"The upward trend for smoking marijuana in college appears to follow the level of use of marijuana among high school seniors. According to Lloyd Johnston, the principal investigator of the study, "It's clear that for the past seven or eight years there has been an increase in marijuana use among the nation's college students, and this largely parallels an increase we have been seeing among high school seniors." These researches then gave us what called 'Prescription "Study Drugs" Abused at College Campuses'.
According to them, not all drug abuse among college students involves illicit substances. This they say so because Amphetamines in the ADHD category, such as Adder all, Ritalin, and Vyvanse, have become de rigueur at college campuses right alongside energy drinks and Starbucks confections. Let's see what pornography is before we make quick recommendations.
Pornography may be defined as "the depiction of erotic behavior (sexual display in pictures or writing) that is intended to cause sexual excitement" in the viewer.
Over the past decade there has been a large increase in the pornographic material that is available to both adults and children. "While the exact amount of revenue that the pornography industry generates in this country is unclear, the Internet filtering service Covenant Eyes estimates the 2012 U.S. revenue to be around $8 billion."
Statistically, it is estimated that since 2007, revenue has declined by 50%, but this decline is likely due to the availability of more free online pornography and not to a total decline in pornography usage.
In 2008, the Internet and marketing firm Hitwise reported that globally 40,634 web sites distributed pornography.
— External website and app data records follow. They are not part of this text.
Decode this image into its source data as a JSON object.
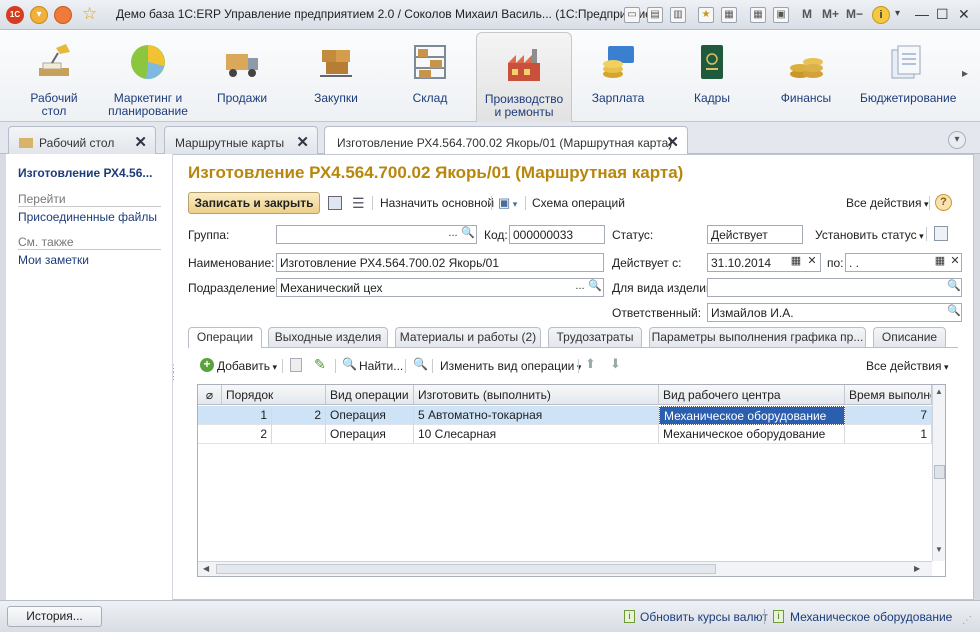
{
  "titlebar": {
    "title": "Демо база 1С:ERP Управление предприятием 2.0 / Соколов Михаил Василь... (1С:Предприятие)",
    "m": "M",
    "mplus": "M+",
    "mminus": "M−",
    "info": "i",
    "min": "—",
    "max": "☐",
    "close": "✕"
  },
  "sections": [
    {
      "label": "Рабочий\nстол",
      "icon": "desk-lamp-icon"
    },
    {
      "label": "Маркетинг и\nпланирование",
      "icon": "pie-chart-icon"
    },
    {
      "label": "Продажи",
      "icon": "truck-icon"
    },
    {
      "label": "Закупки",
      "icon": "cart-boxes-icon"
    },
    {
      "label": "Склад",
      "icon": "warehouse-shelf-icon"
    },
    {
      "label": "Производство\nи ремонты",
      "icon": "factory-icon"
    },
    {
      "label": "Зарплата",
      "icon": "money-card-icon"
    },
    {
      "label": "Кадры",
      "icon": "passport-icon"
    },
    {
      "label": "Финансы",
      "icon": "coins-icon"
    },
    {
      "label": "Бюджетирование",
      "icon": "documents-icon"
    }
  ],
  "open_tabs": [
    "Рабочий стол",
    "Маршрутные карты",
    "Изготовление РХ4.564.700.02 Якорь/01 (Маршрутная карта)"
  ],
  "leftnav": {
    "title": "Изготовление РХ4.56...",
    "go_header": "Перейти",
    "go_items": [
      "Присоединенные файлы"
    ],
    "see_header": "См. также",
    "see_items": [
      "Мои заметки"
    ]
  },
  "form": {
    "title": "Изготовление РХ4.564.700.02 Якорь/01 (Маршрутная карта)",
    "toolbar": {
      "save_close": "Записать и закрыть",
      "set_main": "Назначить основной",
      "scheme": "Схема операций",
      "all_actions": "Все действия",
      "help": "?"
    },
    "labels": {
      "group": "Группа:",
      "code": "Код:",
      "status": "Статус:",
      "set_status": "Установить статус",
      "name": "Наименование:",
      "valid_from": "Действует с:",
      "to": "по:",
      "dept": "Подразделение:",
      "for_type": "Для вида изделий:",
      "responsible": "Ответственный:"
    },
    "values": {
      "group": "",
      "code": "000000033",
      "status": "Действует",
      "name": "Изготовление РХ4.564.700.02 Якорь/01",
      "valid_from": "31.10.2014",
      "valid_to": " .  .",
      "dept": "Механический цех",
      "for_type": "",
      "responsible": "Измайлов И.А."
    },
    "tabs": [
      "Операции",
      "Выходные изделия",
      "Материалы и работы (2)",
      "Трудозатраты",
      "Параметры выполнения графика пр...",
      "Описание"
    ],
    "grid_toolbar": {
      "add": "Добавить",
      "find": "Найти...",
      "change_type": "Изменить вид операции",
      "all_actions": "Все действия"
    },
    "grid": {
      "columns": [
        "",
        "Порядок",
        "Вид операции",
        "Изготовить (выполнить)",
        "Вид рабочего центра",
        "Время выполнен"
      ],
      "rows": [
        {
          "order": "1",
          "order2": "2",
          "op": "Операция",
          "make": "5 Автоматно-токарная",
          "center": "Механическое оборудование",
          "time": "7"
        },
        {
          "order": "2",
          "order2": "",
          "op": "Операция",
          "make": "10 Слесарная",
          "center": "Механическое оборудование",
          "time": "1"
        }
      ]
    }
  },
  "statusbar": {
    "history": "История...",
    "update_rates": "Обновить курсы валют",
    "equipment": "Механическое оборудование"
  },
  "colors": {
    "title": "#b8860b",
    "link": "#1c3c7a",
    "selected_row": "#cfe3f7",
    "active_cell": "#2a5fb0"
  }
}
Who then consumes these pornographic materials? In 2014 Barna Group survey revealed the following demographic data regarding pornography use by American adults: Among males 18-30 years old, 79% viewed pornography once per month and 63% viewed pornography greater than once per week. Among males 31-49 years old, 67% viewed pornography once per month and 38% viewed pornography greater than once per week.
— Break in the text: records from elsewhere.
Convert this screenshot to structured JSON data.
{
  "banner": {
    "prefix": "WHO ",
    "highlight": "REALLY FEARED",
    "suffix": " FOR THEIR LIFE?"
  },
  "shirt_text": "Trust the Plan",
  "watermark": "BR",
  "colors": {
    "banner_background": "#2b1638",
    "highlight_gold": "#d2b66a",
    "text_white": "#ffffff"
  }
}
Among males 50-68 years old, 49% viewed pornography once per month and 25% viewed pornography greater than once per week. Among females 18-30 years old, 34% viewed pornography once per month and 19% viewed pornography more than once per week.
Among females 31-49 years old, 16% viewed pornography once per month and 8% viewed pornography greater than once per week. Among females 50-68 years old, 5% viewed pornography once per month and 0% viewed pornography greater than once per week. Interestingly, it was found out by scholars that demographic data is similar among younger age groups.
Specifically, A 2008 article in The Journal Of Adolescent Research revealed that 67% of young men and 49% of young women found pornography acceptable.
Gravely, Pornography exposure for children and adolescents has become almost ubiquitous. This was the conclusion of these researchers we are consulting.
In a 2010 survey of English students between 14 to 16 years old, almost one third claimed that their first exposure to Internet pornography was at 10 years old or younger. In a 2011 survey, 31% of adolescent boys admitted visiting web sites that were intended as Adult Only.
The case of the USA is frightening. A large survey of American young people revealed that 51% of males and 32% of females claimed to have viewed pornography for the first time before they were 13 years old, so says researchers.
In a 2012 Australian study of pornography use, men who were frequent pornography users said that their first exposure was between the ages of 11 to 13 years old.
Observers say similar findings as aforementioned were recorded in a 2009 study in the Journal of Adolescent Health which found that 85% of adolescent males and 50% of adolescent females had been exposed to pornographic material. They then gave their verdict thus: "Clearly, pornography has become pervasive throughout modern American society.
Research, however, is only beginning to delineate its impact upon children, adolescents, and adults".
Onwubiko, head, Human Rights Writers Association of Nigeria